I will begin by saying that this book is very personal for me, and in many ways. It was one of the very first books I encountered by esteemed author, Pat Mora. I had the honor of seeing her speak at a library perhaps one or two years ago. Also, when I was attending UC Riverside, the library was…
I also think Pat Mora is a precious gift to the children’s books world. She’s written so many stellar books. My favorites are Dona Flor, Yum! Mmmm! Que Rico! and Gracias (especially because the artwork by John Parra is amazing). It’s so important that Pat Mora is telling these stories.
I don’t totally agree with this piece and have actually featured a number of books on foster youth here, but I do appreciate another writer taking on the topic of books that adopted kids themselves like to read (not just the books that everyone likes to read about adopted kids).
“The most comprehensive study of 20th century children’s books ever undertaken in the United States has found a bias towards tales that feature men and boys as lead characters.

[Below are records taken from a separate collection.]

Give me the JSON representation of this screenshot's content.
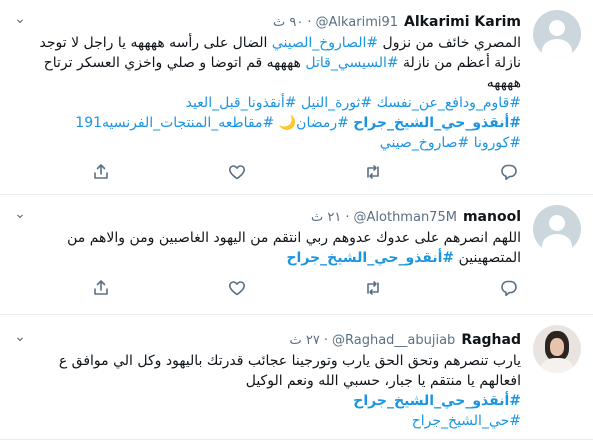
{
  "tweets": [
    {
      "name": "Alkarimi Karim",
      "handle": "@Alkarimi91",
      "time": "٩٠ ث",
      "body": {
        "line1": "المصري خائف من نزول",
        "tag1": "#الصاروخ_الصيني",
        "line1b": "الضال على رأسه ههههه يا راجل لا توجد",
        "line2a": "نازلة أعظم من نازلة",
        "tag2": "#السيسي_قاتل",
        "line2b": "ههههه قم اتوضا و صلي واخزي العسكر ترتاح",
        "line3": "ههههه",
        "tag3": "#قاوم_ودافع_عن_نفسك",
        "tag4": "#ثورة_النيل",
        "tag5": "#أنقذونا_قبل_العيد",
        "tag6": "#أنقذو_حي_الشيخ_جراح",
        "tag7": "#رمضان",
        "moon": "🌙",
        "tag8": "#مقاطعه_المنتجات_الفرنسيه191",
        "tag9": "#كورونا",
        "tag10": "#صاروخ_صيني"
      }
    },
    {
      "name": "manool",
      "handle": "@Alothman75M",
      "time": "٢١ ث",
      "body": {
        "line1": "اللهم انصرهم على عدوك عدوهم ربي انتقم من اليهود الغاصبين ومن والاهم من",
        "line2": "المتصهينين",
        "tag1": "#أنقذو_حي_الشيخ_جراح"
      }
    },
    {
      "name": "Raghad",
      "handle": "@Raghad__abujiab",
      "time": "٢٧ ث",
      "body": {
        "line1": "يارب تنصرهم وتحق الحق يارب وتورجينا عجائب قدرتك باليهود وكل الي موافق ع",
        "line2": "افعالهم يا منتقم يا جبار، حسبي الله ونعم الوكيل",
        "tag1": "#أنقذو_حي_الشيخ_جراح",
        "tag2": "#حي_الشيخ_جراح"
      }
    }
  ],
  "icons": {
    "reply": "reply-icon",
    "retweet": "retweet-icon",
    "like": "heart-icon",
    "share": "share-icon",
    "more": "more-options-icon"
  },
  "colors": {
    "link": "#1b95e0",
    "secondary": "#5b7083",
    "divider": "#e6ecf0"
  }
}
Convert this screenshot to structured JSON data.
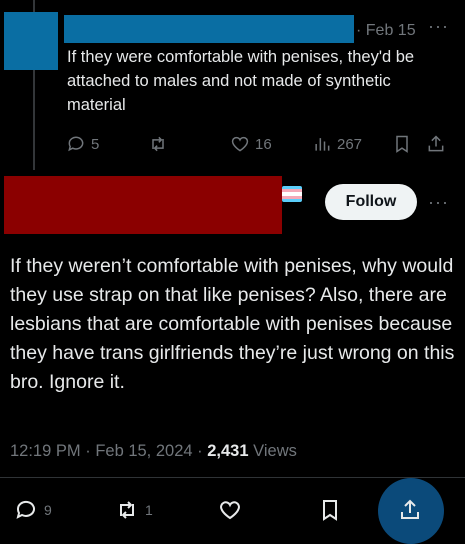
{
  "reply": {
    "date": "· Feb 15",
    "more": "···",
    "text": "If they were comfortable with penises, they'd be attached to males and not made of synthetic material",
    "stats": {
      "replies": "5",
      "likes": "16",
      "views": "267"
    }
  },
  "main": {
    "follow_label": "Follow",
    "more": "···",
    "text": "If they weren’t comfortable with penises, why would they use strap on that like penises? Also, there are lesbians that are comfortable with penises because they have trans girlfriends they’re just wrong on this bro. Ignore it.",
    "time": "12:19 PM",
    "date": "Feb 15, 2024",
    "views_count": "2,431",
    "views_label": "Views",
    "stats": {
      "replies": "9",
      "reposts": "1"
    }
  },
  "colors": {
    "redaction_blue": "#0a6ea3",
    "redaction_red": "#8b0000",
    "flag": [
      "#5bcefa",
      "#f5a9b8",
      "#ffffff",
      "#f5a9b8",
      "#5bcefa"
    ]
  }
}
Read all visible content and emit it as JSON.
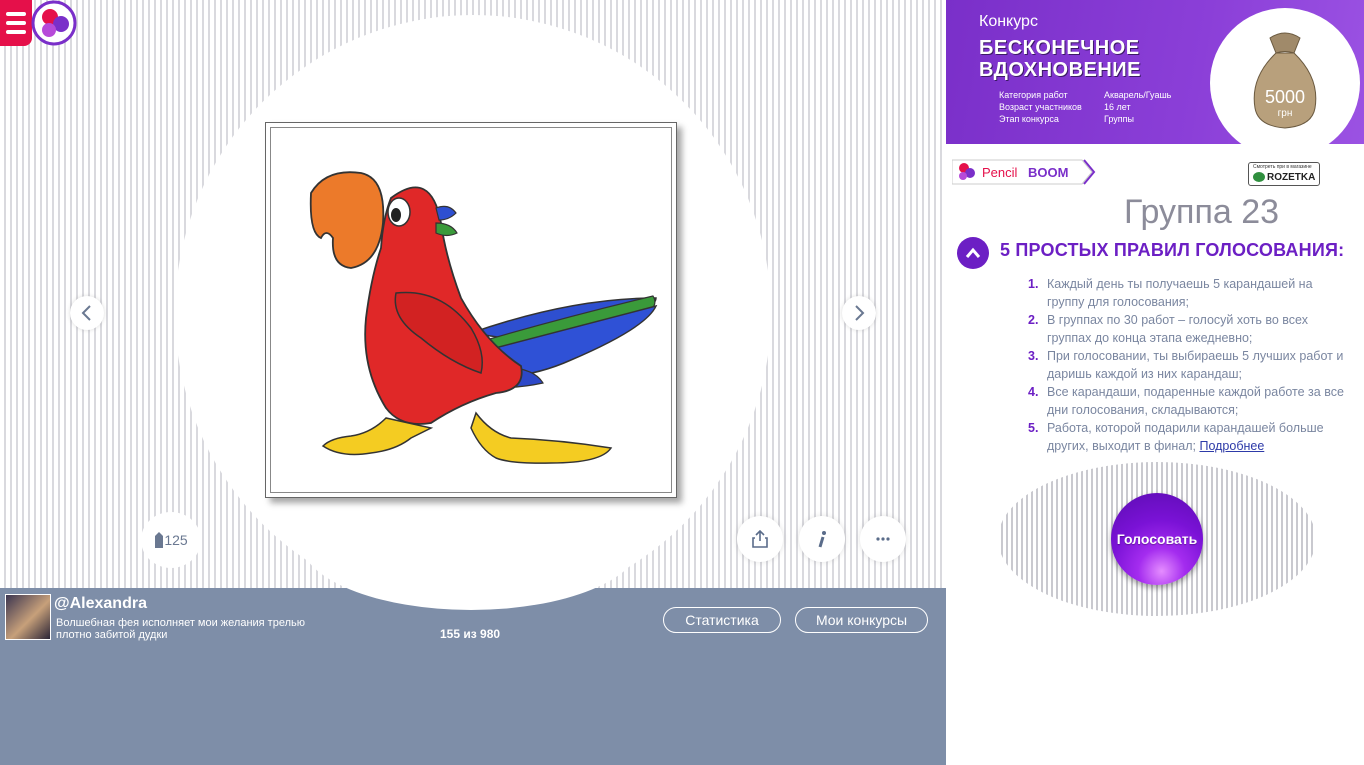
{
  "colors": {
    "accent": "#6c1fc4",
    "author_bar": "#7e8ea8",
    "menu": "#e5104a",
    "banner": "#8b3fd8"
  },
  "stage": {
    "pencil_count": "125",
    "icons": {
      "prev": "chevron-left-icon",
      "next": "chevron-right-icon",
      "share": "share-icon",
      "info": "info-icon",
      "more": "more-icon",
      "pencil": "pencil-icon"
    }
  },
  "author": {
    "name": "@Alexandra",
    "description": "Волшебная фея исполняет мои желания трелью плотно забитой дудки",
    "rank": "155 из 980",
    "stats_label": "Статистика",
    "contests_label": "Мои конкурсы"
  },
  "banner": {
    "small_title": "Конкурс",
    "title_line1": "БЕСКОНЕЧНОЕ",
    "title_line2": "ВДОХНОВЕНИЕ",
    "info": [
      {
        "key": "Категория работ",
        "value": "Акварель/Гуашь"
      },
      {
        "key": "Возраст участников",
        "value": "16 лет"
      },
      {
        "key": "Этап конкурса",
        "value": "Группы"
      }
    ],
    "prize_amount": "5000",
    "prize_currency": "грн"
  },
  "sponsor": {
    "brand_pencil": "Pencil",
    "brand_boom": "BOOM",
    "rozetka_small": "Смотреть при в магазине",
    "rozetka_name": "ROZETKA"
  },
  "group_title": "Группа 23",
  "rules": {
    "title": "5 ПРОСТЫХ ПРАВИЛ ГОЛОСОВАНИЯ:",
    "items": [
      {
        "num": "1.",
        "text": "Каждый день ты получаешь 5 карандашей на группу для голосования;"
      },
      {
        "num": "2.",
        "text": "В группах по 30 работ – голосуй хоть во всех группах до конца этапа ежедневно;"
      },
      {
        "num": "3.",
        "text": "При голосовании, ты выбираешь 5 лучших работ и даришь каждой из них карандаш;"
      },
      {
        "num": "4.",
        "text": "Все карандаши, подаренные каждой работе за все дни голосования, складываются;"
      },
      {
        "num": "5.",
        "text": "Работа, которой подарили карандашей больше других, выходит в финал; "
      }
    ],
    "more_link": "Подробнее"
  },
  "vote_label": "Голосовать"
}
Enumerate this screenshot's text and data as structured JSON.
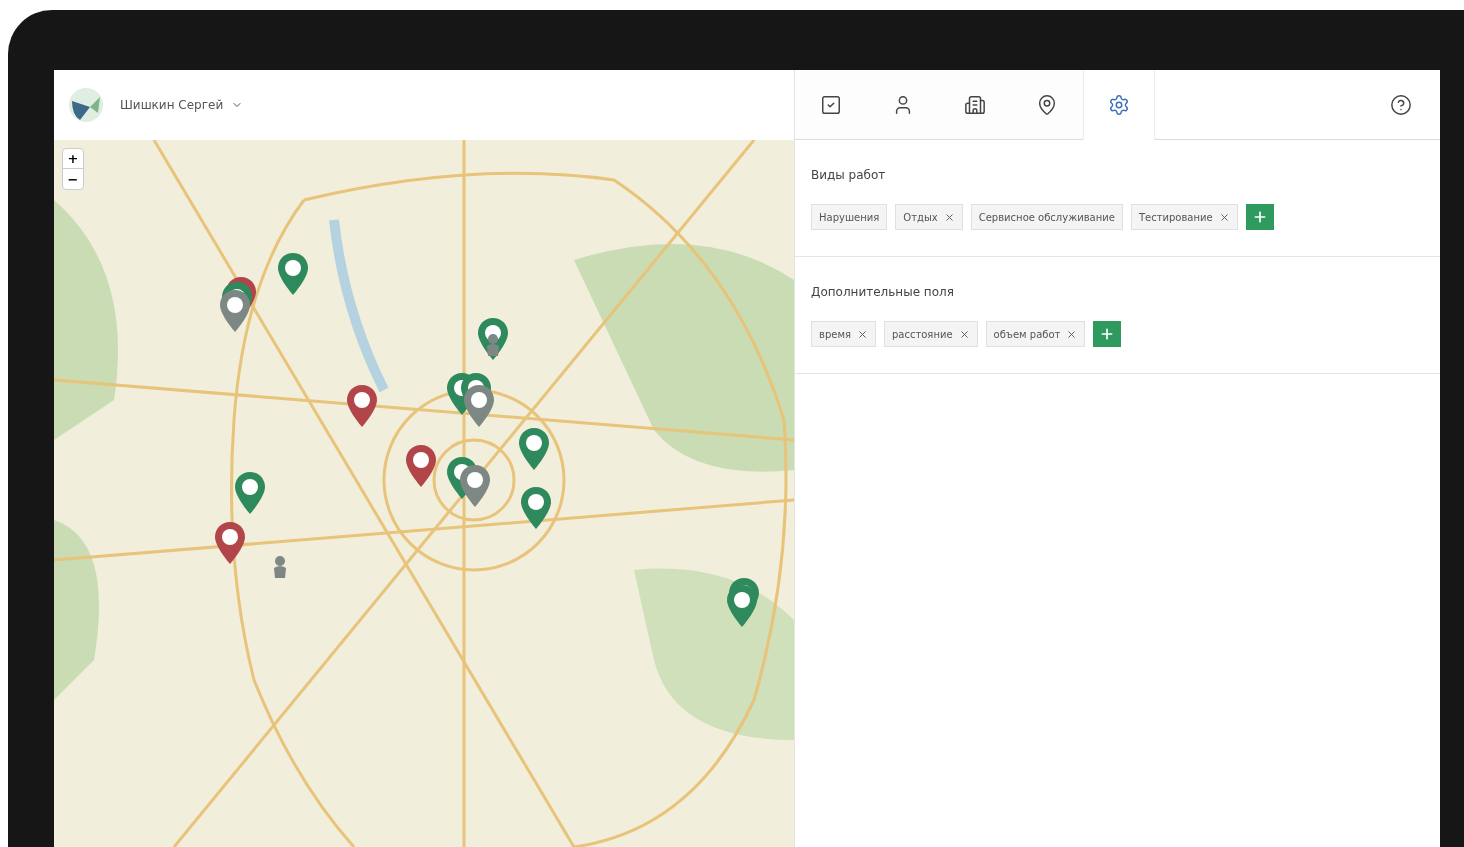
{
  "header": {
    "user_name": "Шишкин Сергей"
  },
  "map": {
    "zoom_in": "+",
    "zoom_out": "−",
    "markers": [
      {
        "kind": "pin",
        "color": "#2e8a5c"
      },
      {
        "kind": "cluster",
        "pins": [
          {
            "color": "#b2454a"
          },
          {
            "color": "#2e8a5c"
          },
          {
            "color": "#7d8784"
          }
        ]
      },
      {
        "kind": "pin",
        "color": "#2e8a5c"
      },
      {
        "kind": "person",
        "color": "#7d8784"
      },
      {
        "kind": "pin",
        "color": "#b2454a"
      },
      {
        "kind": "cluster",
        "pins": [
          {
            "color": "#2e8a5c"
          },
          {
            "color": "#2e8a5c"
          },
          {
            "color": "#7d8784"
          }
        ]
      },
      {
        "kind": "pin",
        "color": "#b2454a"
      },
      {
        "kind": "cluster",
        "pins": [
          {
            "color": "#2e8a5c"
          },
          {
            "color": "#7d8784"
          }
        ]
      },
      {
        "kind": "pin",
        "color": "#2e8a5c"
      },
      {
        "kind": "pin",
        "color": "#2e8a5c"
      },
      {
        "kind": "pin",
        "color": "#2e8a5c"
      },
      {
        "kind": "pin",
        "color": "#b2454a"
      },
      {
        "kind": "person",
        "color": "#7d8784"
      },
      {
        "kind": "cluster",
        "pins": [
          {
            "color": "#2e8a5c"
          },
          {
            "color": "#2e8a5c"
          }
        ]
      }
    ]
  },
  "tabs": [
    {
      "kind": "tasks",
      "selected": false
    },
    {
      "kind": "user",
      "selected": false
    },
    {
      "kind": "building",
      "selected": false
    },
    {
      "kind": "location",
      "selected": false
    },
    {
      "kind": "settings",
      "selected": true
    }
  ],
  "sections": [
    {
      "title": "Виды работ",
      "tags": [
        {
          "label": "Нарушения",
          "removable": false
        },
        {
          "label": "Отдых",
          "removable": true
        },
        {
          "label": "Сервисное обслуживание",
          "removable": false
        },
        {
          "label": "Тестирование",
          "removable": true
        }
      ]
    },
    {
      "title": "Дополнительные поля",
      "tags": [
        {
          "label": "время",
          "removable": true
        },
        {
          "label": "расстояние",
          "removable": true
        },
        {
          "label": "объем работ",
          "removable": true
        }
      ]
    }
  ]
}
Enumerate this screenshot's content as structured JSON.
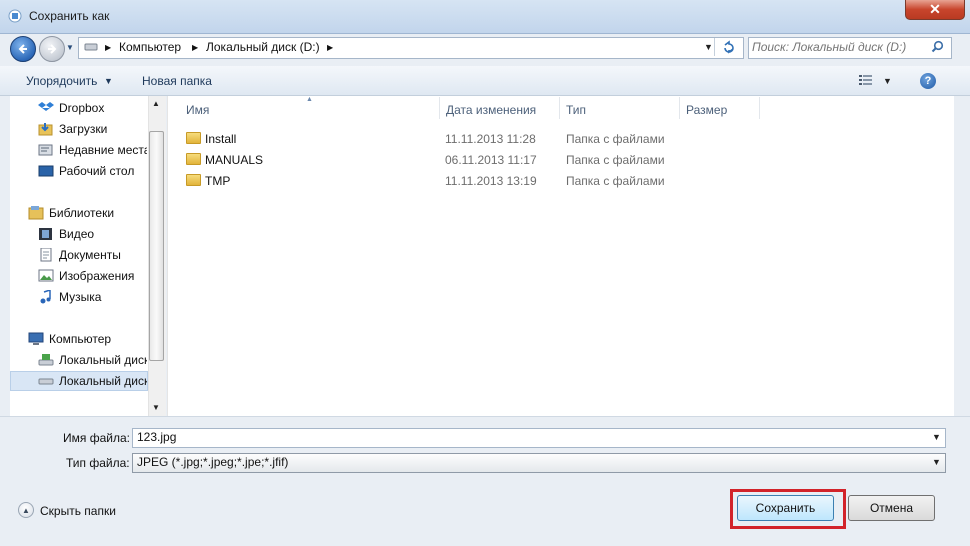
{
  "window": {
    "title": "Сохранить как",
    "close_label": "✕"
  },
  "address": {
    "crumbs": [
      "Компьютер",
      "Локальный диск (D:)"
    ]
  },
  "search": {
    "placeholder": "Поиск: Локальный диск (D:)"
  },
  "toolbar": {
    "organize_label": "Упорядочить",
    "new_folder_label": "Новая папка"
  },
  "sidebar": {
    "items": [
      {
        "label": "Dropbox",
        "icon": "dropbox-icon"
      },
      {
        "label": "Загрузки",
        "icon": "downloads-icon"
      },
      {
        "label": "Недавние места",
        "icon": "recent-places-icon"
      },
      {
        "label": "Рабочий стол",
        "icon": "desktop-icon"
      },
      {
        "label": "Библиотеки",
        "icon": "libraries-icon"
      },
      {
        "label": "Видео",
        "icon": "video-icon"
      },
      {
        "label": "Документы",
        "icon": "documents-icon"
      },
      {
        "label": "Изображения",
        "icon": "pictures-icon"
      },
      {
        "label": "Музыка",
        "icon": "music-icon"
      },
      {
        "label": "Компьютер",
        "icon": "computer-icon"
      },
      {
        "label": "Локальный диск",
        "icon": "local-disk-icon"
      },
      {
        "label": "Локальный диск",
        "icon": "local-disk-icon"
      }
    ]
  },
  "columns": {
    "name": "Имя",
    "date": "Дата изменения",
    "type": "Тип",
    "size": "Размер"
  },
  "files": [
    {
      "name": "Install",
      "date": "11.11.2013 11:28",
      "type": "Папка с файлами"
    },
    {
      "name": "MANUALS",
      "date": "06.11.2013 11:17",
      "type": "Папка с файлами"
    },
    {
      "name": "TMP",
      "date": "11.11.2013 13:19",
      "type": "Папка с файлами"
    }
  ],
  "form": {
    "filename_label": "Имя файла:",
    "filename_value": "123.jpg",
    "filetype_label": "Тип файла:",
    "filetype_value": "JPEG (*.jpg;*.jpeg;*.jpe;*.jfif)"
  },
  "footer": {
    "hide_folders_label": "Скрыть папки",
    "save_label": "Сохранить",
    "cancel_label": "Отмена"
  },
  "colors": {
    "highlight": "#d2232a",
    "accent": "#3c7fb1"
  }
}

Surprisingly, researchers found that even when the characters are animals, they tend to be male.”
Many years ago as a wee child, I fell madly in love with a book while watching Reading Rainbow. Yes, that Reading Rainbow. That book happened to be Mufaro’s Beautiful Daughters. It is an amazing African Folktale about sisters, family, vanity, learning your lesson, pride, so many things in one…
“I find a teacher in the birds, wind, clouds, ocean, the way people talk and interact. I come from one of the oldest tradition of communication: oral tradition. At my house we were always telling stories. I believe part of my life as a writer started as a listener. Being a good listener play an important role in my life as a writer.”—
“But when you read books you almost feel like you’re out there in the world. Like you’re going on this adventure right with the main character. At least, that’s the way I do it. It’s actually not that bad. Even if it is mad nerdy.”—Matt de la Pena, We Were Here
“What’s wrong with our children? …Adults telling children to be honest while lying and cheating. Adults telling children not to be violent while marketing and glorifying violence…I believe that adult hypocrisy is the biggest problem children face in America.”—Marian Wright Edelman (Children’s Advocate)
"Libraries are already, naturally, a part of the safety net, because they empower their community with equitable access to knowledge…If a community doesn’t feel ownership of its library, it’s going to go away. And if the people at the city and the county aren’t made to understand a library’s value for the community, they’re not going to fund it. It breaks my heart that libraries have to be fought for, that their role and their potential isn’t known by heart by everyone. But that’s where we are. If we want to keep our libraries, our libraries need champions."
"42% of American kids — more than 31 million — grow up in families that lack the income to cover basic needs like rent, childcare, food and transportation… What makes the problem even worse is that 80 percent of pre-school and after school programs serving low-income children do not have any children’s books, either, largely because they lack the money to buy them."